In retaliation, 2000 praying Jews surrounded Pilate’s palace for 6 days and nights. Pilate threatened to massacre them, and in defiance these Jewish protesters knelt before him, stuck out their necks and dared him to do it. They had called his bluff. Enraged and humiliated, he ordered the images of Caesar in the Temple to be taken down.

Next Pilate tried the benevolent approach. Jerusalem needed a fresh water supply and Pilate agreed to build an aqueduct. But he financed this project with funds from the Temple treasury.

There was a riot, soldiers were called in, people were killed and Pilate received a scathing rebuke from Rome.

The Jews had the measure of Pilate and so when he was confronted with the problem of Jesus he was a little apprehensive, knowing that he couldn’t afford to make another mistake; afraid to prompt another riot.
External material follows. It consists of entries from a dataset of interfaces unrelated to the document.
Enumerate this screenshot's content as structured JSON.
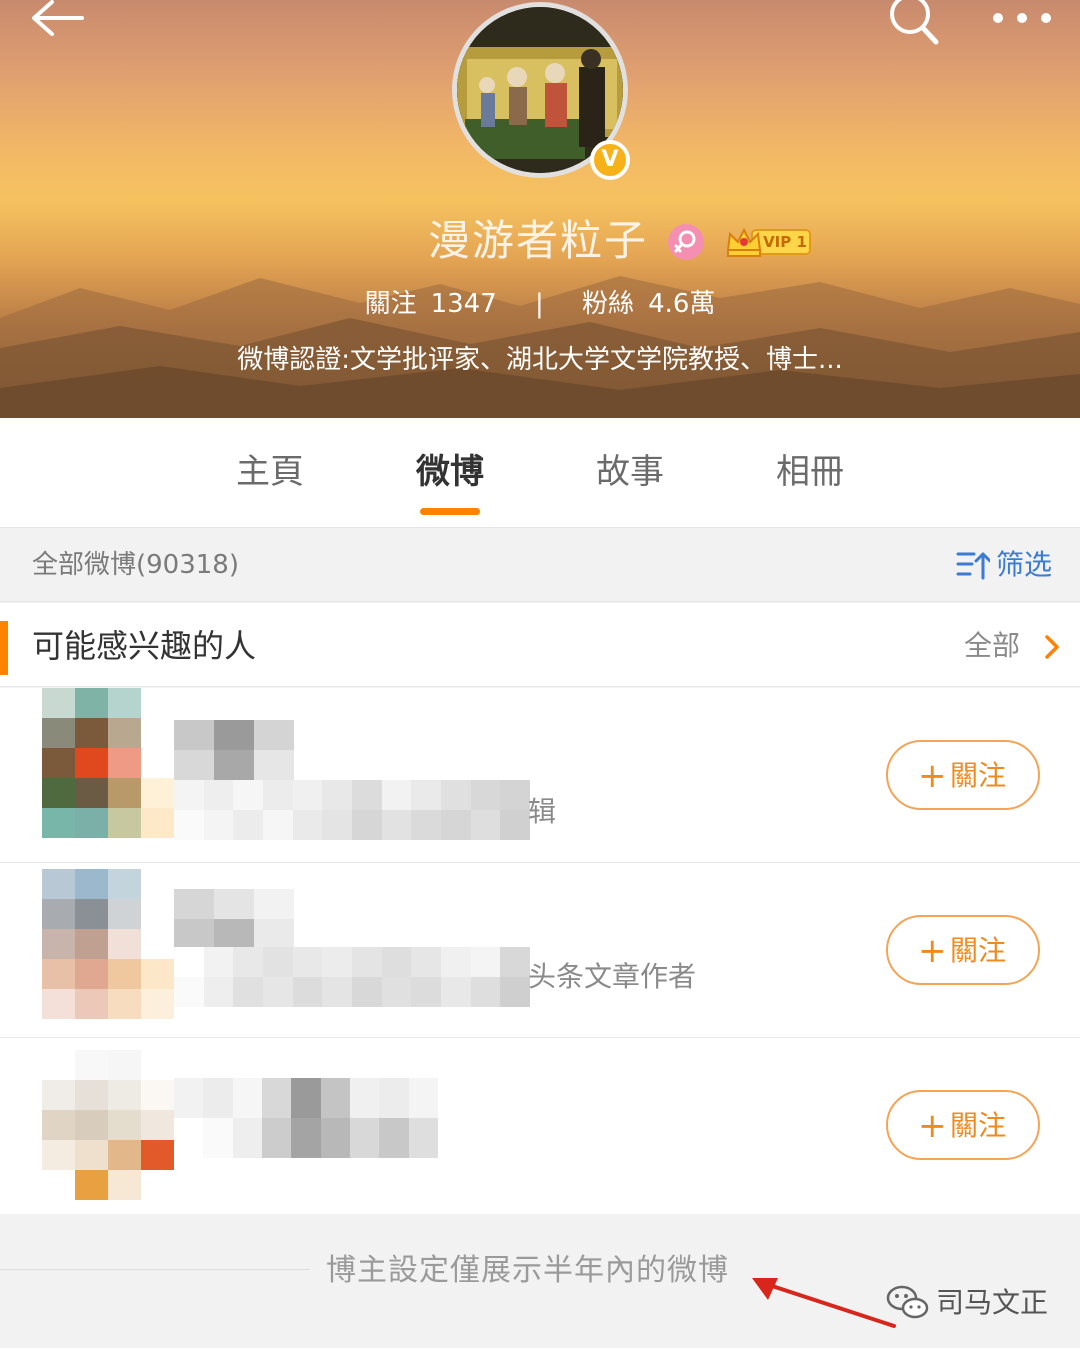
{
  "header": {
    "username": "漫游者粒子",
    "vip_label": "VIP 1",
    "verified_mark": "V",
    "stats": {
      "following_label": "關注",
      "following_count": "1347",
      "separator": "|",
      "fans_label": "粉絲",
      "fans_count": "4.6萬"
    },
    "verification": "微博認證:文学批评家、湖北大学文学院教授、博士..."
  },
  "tabs": [
    {
      "label": "主頁",
      "active": false
    },
    {
      "label": "微博",
      "active": true
    },
    {
      "label": "故事",
      "active": false
    },
    {
      "label": "相冊",
      "active": false
    }
  ],
  "filter_bar": {
    "all_weibo": "全部微博(90318)",
    "filter_label": "筛选"
  },
  "suggestions": {
    "title": "可能感兴趣的人",
    "see_all": "全部",
    "people": [
      {
        "desc_visible": "辑",
        "follow_label": "關注",
        "follow_plus": "+"
      },
      {
        "desc_visible": "头条文章作者",
        "follow_label": "關注",
        "follow_plus": "+"
      },
      {
        "desc_visible": "",
        "follow_label": "關注",
        "follow_plus": "+"
      }
    ]
  },
  "notice": {
    "text": "博主設定僅展示半年內的微博"
  },
  "watermark": {
    "text": "司马文正"
  },
  "colors": {
    "accent": "#ff8200",
    "follow": "#f08a1e",
    "filter_blue": "#3b7bd3"
  }
}
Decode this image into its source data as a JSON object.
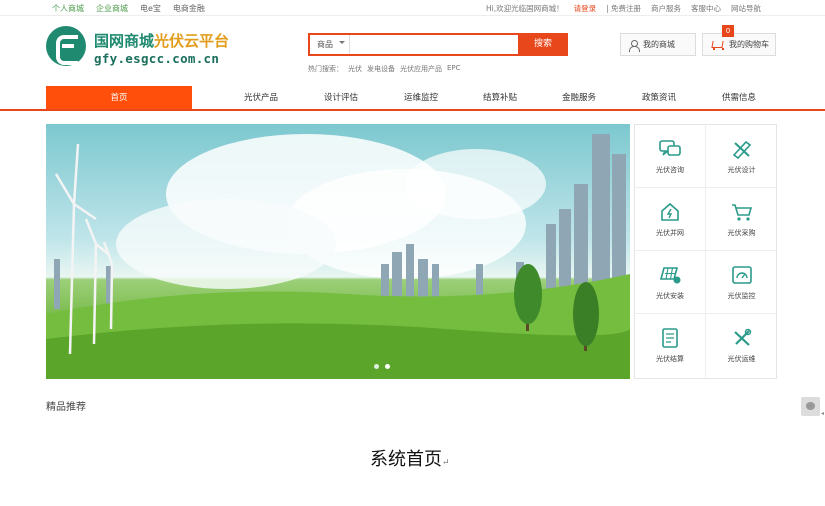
{
  "topbar": {
    "left": [
      {
        "label": "个人商城",
        "active": true
      },
      {
        "label": "企业商城",
        "active": true
      },
      {
        "label": "电e宝",
        "active": false
      },
      {
        "label": "电商金融",
        "active": false
      }
    ],
    "welcome": "Hi,欢迎光临国网商城！",
    "login": "请登录",
    "register": "| 免费注册",
    "merchant": "商户服务",
    "service": "客服中心",
    "sitemap": "网站导航"
  },
  "logo": {
    "name_main": "国网商城",
    "name_accent": "光伏云平台",
    "url": "gfy.esgcc.com.cn"
  },
  "search": {
    "category": "商品",
    "placeholder": "",
    "button": "搜索"
  },
  "hot": {
    "label": "热门搜索：",
    "terms": [
      "光伏",
      "发电设备",
      "光伏应用产品",
      "EPC"
    ]
  },
  "header_buttons": {
    "my_store": "我的商城",
    "cart": "我的购物车",
    "cart_count": "0"
  },
  "nav": [
    {
      "label": "首页",
      "active": true
    },
    {
      "label": "光伏产品"
    },
    {
      "label": "设计评估"
    },
    {
      "label": "运维监控"
    },
    {
      "label": "结算补贴"
    },
    {
      "label": "金融服务"
    },
    {
      "label": "政策资讯"
    },
    {
      "label": "供需信息"
    }
  ],
  "services": [
    {
      "label": "光伏咨询",
      "icon": "chat-icon"
    },
    {
      "label": "光伏设计",
      "icon": "design-tools-icon"
    },
    {
      "label": "光伏并网",
      "icon": "grid-home-icon"
    },
    {
      "label": "光伏采购",
      "icon": "shopping-cart-icon"
    },
    {
      "label": "光伏安装",
      "icon": "solar-panel-icon"
    },
    {
      "label": "光伏监控",
      "icon": "monitor-gauge-icon"
    },
    {
      "label": "光伏结算",
      "icon": "invoice-icon"
    },
    {
      "label": "光伏运维",
      "icon": "wrench-icon"
    }
  ],
  "colors": {
    "accent": "#e8461b",
    "brand_green": "#1f8a70",
    "brand_gold": "#e29d1c",
    "icon_teal": "#2a9a8a"
  },
  "section_title": "精品推荐",
  "caption": "系统首页",
  "caption_mark": "↵"
}
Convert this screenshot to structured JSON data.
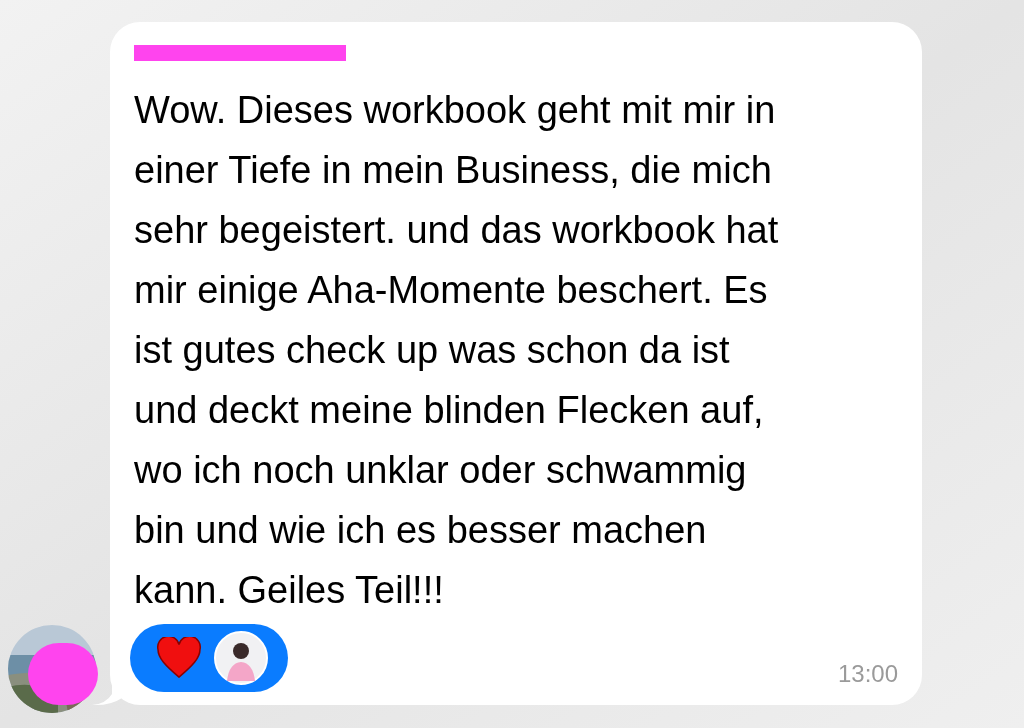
{
  "message": {
    "lines": [
      "Wow. Dieses workbook geht mit mir in",
      "einer Tiefe in mein Business, die mich",
      "sehr begeistert. und das workbook hat",
      "mir einige Aha-Momente beschert. Es",
      "ist gutes check up was schon da ist",
      "und deckt meine blinden Flecken auf,",
      "wo ich noch unklar oder schwammig",
      "bin und wie ich es besser machen",
      "kann. Geiles Teil!!!"
    ],
    "time": "13:00"
  }
}
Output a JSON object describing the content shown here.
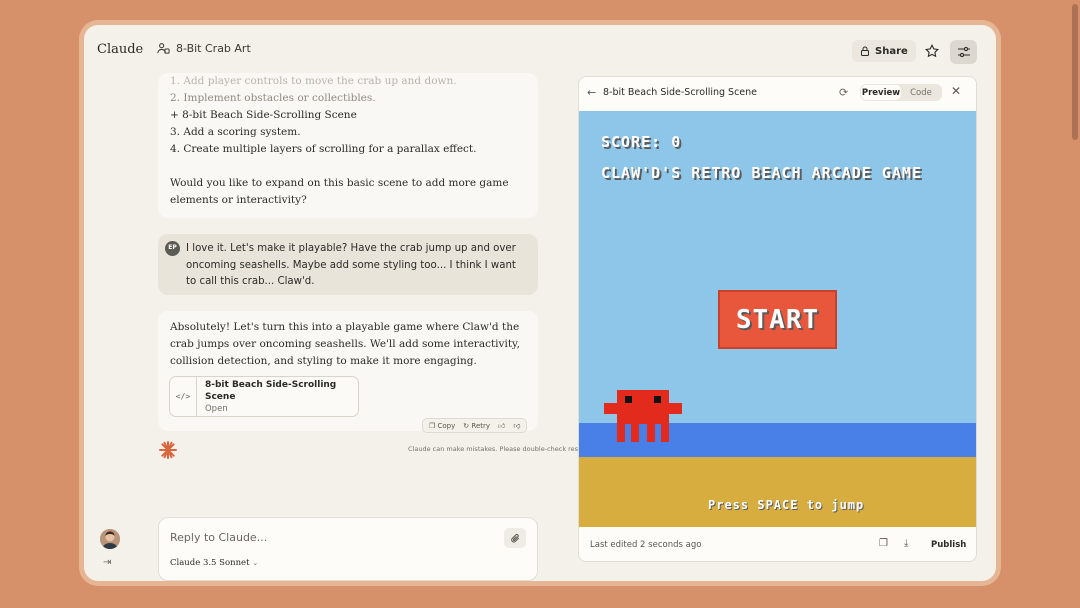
{
  "app": {
    "logo": "Claude"
  },
  "header": {
    "project_icon": "project-icon",
    "project_title": "8-Bit Crab Art",
    "share_label": "Share",
    "share_icon": "lock-icon",
    "star_icon": "star-icon",
    "settings_icon": "sliders-icon"
  },
  "chat": {
    "assistant_list": [
      "1. Add player controls to move the crab up and down.",
      "2. Implement obstacles or collectibles.",
      "+ 8-bit Beach Side-Scrolling Scene",
      "3. Add a scoring system.",
      "4. Create multiple layers of scrolling for a parallax effect."
    ],
    "assistant_question": "Would you like to expand on this basic scene to add more game elements or interactivity?",
    "user_initials": "EP",
    "user_message": "I love it. Let's make it playable? Have the crab jump up and over oncoming seashells. Maybe add some styling too... I think I want to call this crab... Claw'd.",
    "reply_text": "Absolutely! Let's turn this into a playable game where Claw'd the crab jumps over oncoming seashells. We'll add some interactivity, collision detection, and styling to make it more engaging.",
    "artifact_card": {
      "icon": "</>",
      "title": "8-bit Beach Side-Scrolling Scene",
      "subtitle": "Open"
    },
    "actions": {
      "copy": "Copy",
      "retry": "Retry"
    },
    "disclaimer": "Claude can make mistakes. Please double-check responses."
  },
  "input": {
    "placeholder": "Reply to Claude...",
    "model": "Claude 3.5 Sonnet"
  },
  "artifact_panel": {
    "title": "8-bit Beach Side-Scrolling Scene",
    "tabs": {
      "preview": "Preview",
      "code": "Code"
    },
    "active_tab": "preview",
    "game": {
      "score": "SCORE: 0",
      "title": "CLAW'D'S RETRO BEACH ARCADE GAME",
      "start": "START",
      "hint": "Press SPACE to jump",
      "colors": {
        "sky": "#8ec6ea",
        "water": "#4980e8",
        "sand": "#d8ad3f",
        "crab": "#e22b1c",
        "start": "#e8563b"
      }
    },
    "footer": {
      "last_edited": "Last edited 2 seconds ago",
      "publish": "Publish"
    }
  }
}
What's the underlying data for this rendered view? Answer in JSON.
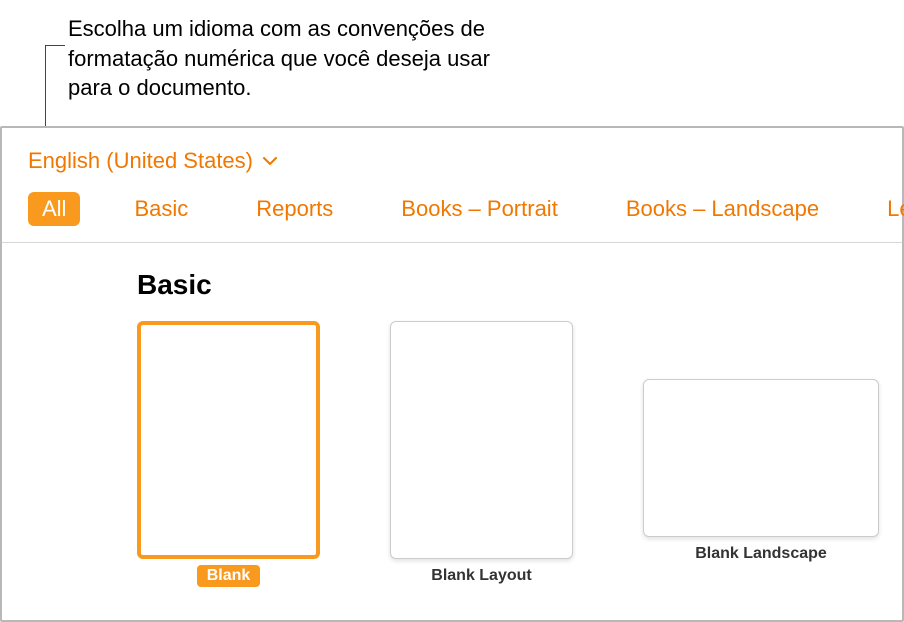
{
  "annotation": {
    "text": "Escolha um idioma com as convenções de formatação numérica que você deseja usar para o documento."
  },
  "language": {
    "selected": "English (United States)"
  },
  "tabs": {
    "items": [
      {
        "label": "All",
        "active": true
      },
      {
        "label": "Basic",
        "active": false
      },
      {
        "label": "Reports",
        "active": false
      },
      {
        "label": "Books – Portrait",
        "active": false
      },
      {
        "label": "Books – Landscape",
        "active": false
      },
      {
        "label": "Letters",
        "active": false
      }
    ]
  },
  "section": {
    "title": "Basic"
  },
  "templates": {
    "items": [
      {
        "label": "Blank",
        "selected": true,
        "shape": "portrait"
      },
      {
        "label": "Blank Layout",
        "selected": false,
        "shape": "portrait"
      },
      {
        "label": "Blank Landscape",
        "selected": false,
        "shape": "landscape"
      }
    ]
  },
  "colors": {
    "accent": "#f99a1e",
    "accent_text": "#f07800"
  }
}
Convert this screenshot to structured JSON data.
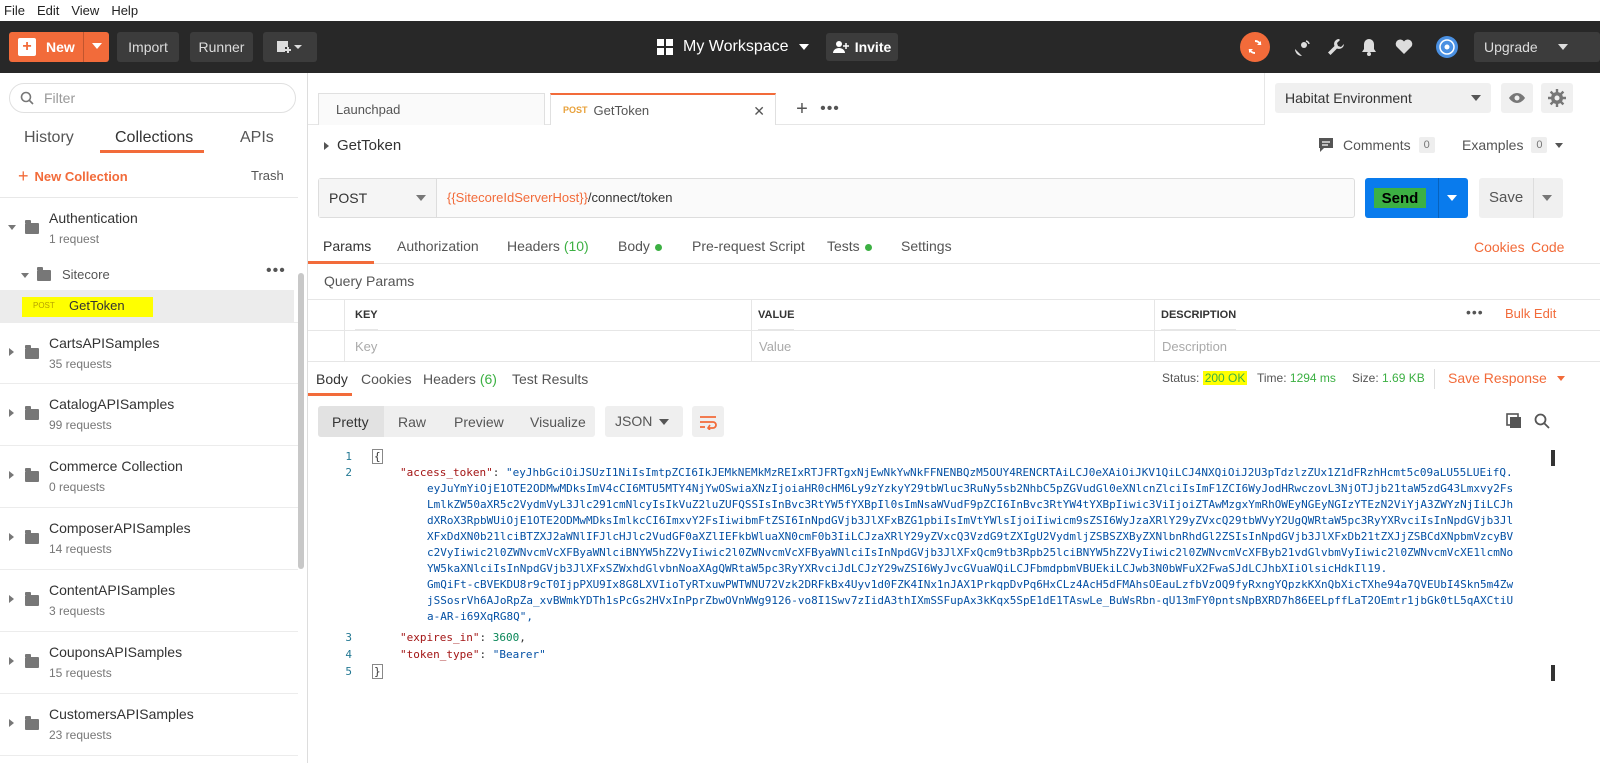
{
  "menu": [
    "File",
    "Edit",
    "View",
    "Help"
  ],
  "header": {
    "new_label": "New",
    "import_label": "Import",
    "runner_label": "Runner",
    "workspace_label": "My Workspace",
    "invite_label": "Invite",
    "upgrade_label": "Upgrade"
  },
  "sidebar": {
    "filter_placeholder": "Filter",
    "tabs": [
      "History",
      "Collections",
      "APIs"
    ],
    "new_collection": "New Collection",
    "trash": "Trash",
    "collections": [
      {
        "name": "Authentication",
        "count": "1 request"
      },
      {
        "name": "CartsAPISamples",
        "count": "35 requests"
      },
      {
        "name": "CatalogAPISamples",
        "count": "99 requests"
      },
      {
        "name": "Commerce Collection",
        "count": "0 requests"
      },
      {
        "name": "ComposerAPISamples",
        "count": "14 requests"
      },
      {
        "name": "ContentAPISamples",
        "count": "3 requests"
      },
      {
        "name": "CouponsAPISamples",
        "count": "15 requests"
      },
      {
        "name": "CustomersAPISamples",
        "count": "23 requests"
      }
    ],
    "subfolder": "Sitecore",
    "selected_request": {
      "method": "POST",
      "name": "GetToken"
    }
  },
  "tabs": [
    {
      "label": "Launchpad"
    },
    {
      "method": "POST",
      "label": "GetToken"
    }
  ],
  "environment": "Habitat Environment",
  "request": {
    "title": "GetToken",
    "comments_label": "Comments",
    "comments_count": "0",
    "examples_label": "Examples",
    "examples_count": "0",
    "method": "POST",
    "url_var": "{{SitecoreIdServerHost}}",
    "url_path": "/connect/token",
    "send_label": "Send",
    "save_label": "Save",
    "tabs": {
      "params": "Params",
      "authorization": "Authorization",
      "headers": "Headers",
      "headers_count": "(10)",
      "body": "Body",
      "prerequest": "Pre-request Script",
      "tests": "Tests",
      "settings": "Settings"
    },
    "cookies": "Cookies",
    "code": "Code",
    "query_params_label": "Query Params",
    "columns": [
      "KEY",
      "VALUE",
      "DESCRIPTION"
    ],
    "placeholders": [
      "Key",
      "Value",
      "Description"
    ],
    "bulk_edit": "Bulk Edit"
  },
  "response": {
    "tabs": {
      "body": "Body",
      "cookies": "Cookies",
      "headers": "Headers",
      "headers_count": "(6)",
      "test_results": "Test Results"
    },
    "status_label": "Status:",
    "status_value": "200 OK",
    "time_label": "Time:",
    "time_value": "1294 ms",
    "size_label": "Size:",
    "size_value": "1.69 KB",
    "save_response": "Save Response",
    "view_modes": [
      "Pretty",
      "Raw",
      "Preview",
      "Visualize"
    ],
    "format": "JSON",
    "line_numbers": [
      "1",
      "2",
      "3",
      "4",
      "5"
    ],
    "open_brace": "{",
    "close_brace": "}",
    "access_token_key": "\"access_token\"",
    "access_token_lines": [
      "\"eyJhbGciOiJSUzI1NiIsImtpZCI6IkJEMkNEMkMzREIxRTJFRTgxNjEwNkYwNkFFNENBQzM5OUY4RENCRTAiLCJ0eXAiOiJKV1QiLCJ4NXQiOiJ2U3pTdzlzZUx1Z1dFRzhHcmt5c09aLU55LUEifQ.",
      "eyJuYmYiOjE1OTE2ODMwMDksImV4cCI6MTU5MTY4NjYwOSwiaXNzIjoiaHR0cHM6Ly9zYzkyY29tbWluc3RuNy5sb2NhbC5pZGVudGl0eXNlcnZlciIsImF1ZCI6WyJodHRwczovL3NjOTJjb21taW5zdG43Lmxvy2Fs",
      "LmlkZW50aXR5c2VydmVyL3Jlc291cmNlcyIsIkVuZ2luZUFQSSIsInBvc3RtYW5fYXBpIl0sImNsaWVudF9pZCI6InBvc3RtYW4tYXBpIiwic3ViIjoiZTAwMzgxYmRhOWEyNGEyNGIzYTEzN2ViYjA3ZWYzNjIiLCJh",
      "dXRoX3RpbWUiOjE1OTE2ODMwMDksImlkcCI6ImxvY2FsIiwibmFtZSI6InNpdGVjb3JlXFxBZG1pbiIsImVtYWlsIjoiIiwicm9sZSI6WyJzaXRlY29yZVxcQ29tbWVyY2UgQWRtaW5pc3RyYXRvciIsInNpdGVjb3Jl",
      "XFxDdXN0b21lciBTZXJ2aWNlIFJlcHJlc2VudGF0aXZlIEFkbWluaXN0cmF0b3IiLCJzaXRlY29yZVxcQ3VzdG9tZXIgU2VydmljZSBSZXByZXNlbnRhdGl2ZSIsInNpdGVjb3JlXFxDb21tZXJjZSBCdXNpbmVzcyBV",
      "c2VyIiwic2l0ZWNvcmVcXFByaWNlciBNYW5hZ2VyIiwic2l0ZWNvcmVcXFByaWNlciIsInNpdGVjb3JlXFxQcm9tb3Rpb25lciBNYW5hZ2VyIiwic2l0ZWNvcmVcXFByb21vdGlvbmVyIiwic2l0ZWNvcmVcXE1lcmNo",
      "YW5kaXNlciIsInNpdGVjb3JlXFxSZWxhdGlvbnNoaXAgQWRtaW5pc3RyYXRvciJdLCJzY29wZSI6WyJvcGVuaWQiLCJFbmdpbmVBUEkiLCJwb3N0bWFuX2FwaSJdLCJhbXIiOlsicHdkIl19.",
      "GmQiFt-cBVEKDU8r9cT0IjpPXU9Ix8G8LXVIioTyRTxuwPWTWNU72Vzk2DRFkBx4Uyv1d0FZK4INx1nJAX1PrkqpDvPq6HxCLz4AcH5dFMAhsOEauLzfbVzOQ9fyRxngYQpzkKXnQbXicTXhe94a7QVEUbI4Skn5m4Zw",
      "jSSosrVh6AJoRpZa_xvBWmkYDTh1sPcGs2HVxInPprZbwOVnWWg9126-vo8I1Swv7zIidA3thIXmSSFupAx3kKqx5SpE1dE1TAswLe_BuWsRbn-qU13mFY0pntsNpBXRD7h86EELpffLaT2OEmtr1jbGk0tL5qAXCtiU",
      "a-AR-i69XqRG8Q\","
    ],
    "expires_in_key": "\"expires_in\"",
    "expires_in_value": "3600",
    "token_type_key": "\"token_type\"",
    "token_type_value": "\"Bearer\""
  },
  "colors": {
    "accent": "#f26b3a",
    "send": "#097bed",
    "success": "#3cb043",
    "highlight": "#ffff00"
  }
}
He wasn’t looking to make the right decision; he wanted to make a decision that would best protect his own interests; not unlike many politicians.

In our lives, do we make decisions based on the integrity of our faith or rather decisions that are most expedient to our personal needs, desires and interests?

Pilate stands face to face with Jesus – but he doesn’t see him for who he is. We come face to face with Jesus in the Eucharist; do we see him as Christ the King of our lives or as an innocuous religious symbol?

Pilate questioned Jesus’s authority; his kingship. When we choose to follow our own road and play by our own rules without deferring to God, we too are questioning his authority.

In the closing paragraph of Quas Primas, Pius XI writes:

“If to Christ our Lord is given all power in heaven and on earth; if all (people), purchased by his precious blood, are by a new right subjected to his dominion; if this power embraces all people, it must be clear that not one of our faculties is exempt from his empire. He must reign in our minds ….. He must reign in our wills, which should obey the laws and precepts of God. He must reign in our hearts …. (we must) love God above all things.”

That brings us back to today’s question: Do we truly acknowledge and pledge our allegiance to Christ the King in everything we say, think and do?